I didn’t have other expenses during this month but if you need to pay your car insurance or if you have a birthday, try to put some money aside or to prepare the gift in advance. 

During this month, I also had surprises in my bank account because I didn’t remember to have some subscriptions that would come to take my money. There were some subscriptions that I had for free for a month and I needed to pay after, but I didn’t want to. And when it’s something that I don’t remember and it’s a little bit pricey, it makes me angry. Because number one, I didn’t remember to have an alert about this and I didn’t remember to have this kind of subscription. Whatever. I deleted this subscription during this month and it made me feel so much better. 

4- Knowing what I have on my pantries 

There is something I noticed during my no-spend challenge.

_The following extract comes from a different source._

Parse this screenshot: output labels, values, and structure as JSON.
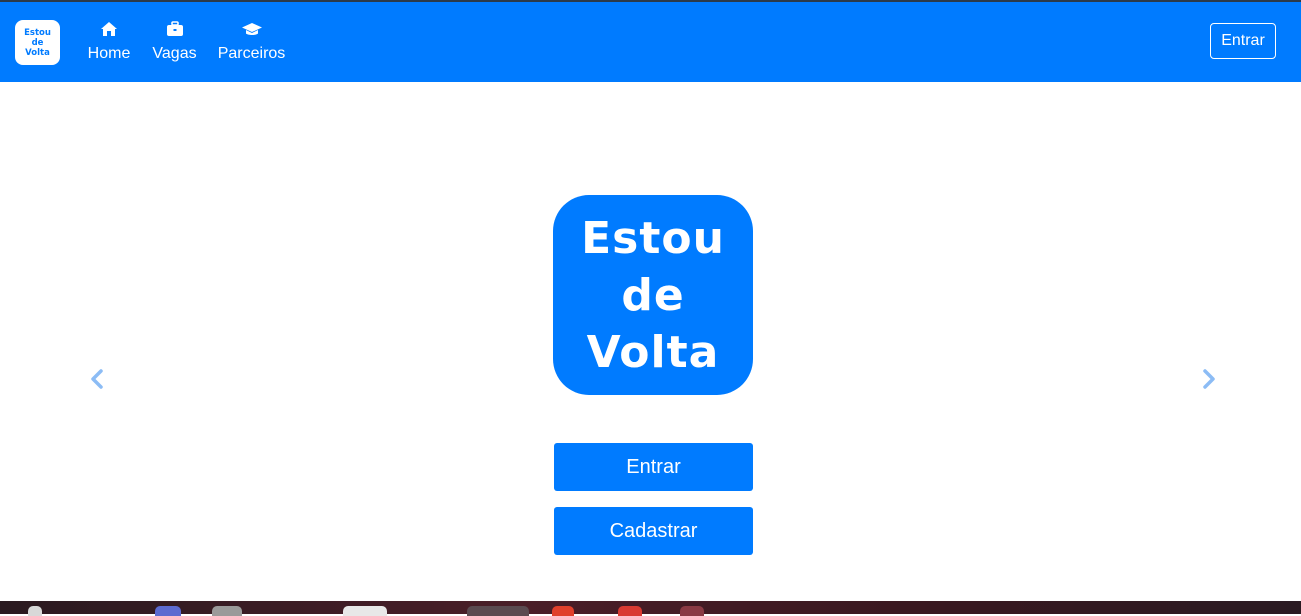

I didn’t check what I had on my pantries before going to run errands. So I needed to go back to the shop several times a week to buy just one or 2 things. So number one, I wasted a lot of time and number two I wasted a ton of money too. Because let’s be honest, you don’t run errands just for one thing, you take some bread, some things for breakfast or this cute little bottle of kombucha. And at the end you spend a lot more! 

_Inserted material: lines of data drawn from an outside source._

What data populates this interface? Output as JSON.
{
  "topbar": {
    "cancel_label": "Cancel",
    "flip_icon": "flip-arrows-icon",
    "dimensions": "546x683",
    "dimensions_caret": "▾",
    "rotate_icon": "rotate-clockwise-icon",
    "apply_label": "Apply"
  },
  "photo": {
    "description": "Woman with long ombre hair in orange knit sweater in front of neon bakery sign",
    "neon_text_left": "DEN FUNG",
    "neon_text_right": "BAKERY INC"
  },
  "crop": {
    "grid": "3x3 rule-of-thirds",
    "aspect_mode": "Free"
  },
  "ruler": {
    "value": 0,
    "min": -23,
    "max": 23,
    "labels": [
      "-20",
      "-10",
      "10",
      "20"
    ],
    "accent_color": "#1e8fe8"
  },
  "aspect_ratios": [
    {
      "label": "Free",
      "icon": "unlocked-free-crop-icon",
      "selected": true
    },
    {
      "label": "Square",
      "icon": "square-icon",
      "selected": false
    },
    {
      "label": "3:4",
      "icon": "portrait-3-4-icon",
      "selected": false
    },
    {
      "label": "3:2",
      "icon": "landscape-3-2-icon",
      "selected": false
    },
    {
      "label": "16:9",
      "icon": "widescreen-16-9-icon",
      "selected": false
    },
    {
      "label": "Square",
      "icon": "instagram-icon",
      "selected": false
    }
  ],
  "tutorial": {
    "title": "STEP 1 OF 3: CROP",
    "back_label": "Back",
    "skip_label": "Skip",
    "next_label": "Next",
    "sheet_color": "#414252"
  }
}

And because groceries were an approved spending, it was ok to spend more. 

But during this month, I also learned to use what I had. For a week, I tried to create recipes with only what I had on my pantries and it worked. But I did this at the end of the month when I realized my groceries were a mess. 

5- Preparing my free time 

Ok, so I would not spend money for a month but what would I do instead? 

It’s not a question I asked myself before my no-spend challenge. 

And it’s a question you need to ask yourself. 

The idea is to do a list of all the things you want to do and that is free. For example, you can declutter your closet and sell clothes online. You can also read all the books you have on your shelves (it’s what I did). You can walk in nature or whatever. But you need to be prepared for these activities. Because if you’re like who I was, when it’s your free-time, you check all the websites of clothes and your wishlist grows really quickly. 

I will try to prepare a video about all the activities you can do that don’t cost a thing. 

6- Seeing this experience as an opportunity, not a punishment 

Most of the time, you decide to do a no-spend challenge because you were off track from your budget. You spent too much and you want to get back into a no-spending routine. But because I spent too much at the end of last year, my no-spend challenge was a kind of punishment. I said to myself “Anna, you spent too much money on things you didn’t need, so now, you’ll not be able to buy anything for a month”. 

And it’s not the right solution. 

I needed to see this experience as an opportunity to put more money into my investing account and see my money grow. And not feel guilty anytime I buy something that was not on the list. 

If you want to see what I learned through this experience, I will put the link of my blog post here

I hope this blog post will help you to ask yourself the right questions before a no-spend challenge. 

I see you in the next one! 

Bye friends!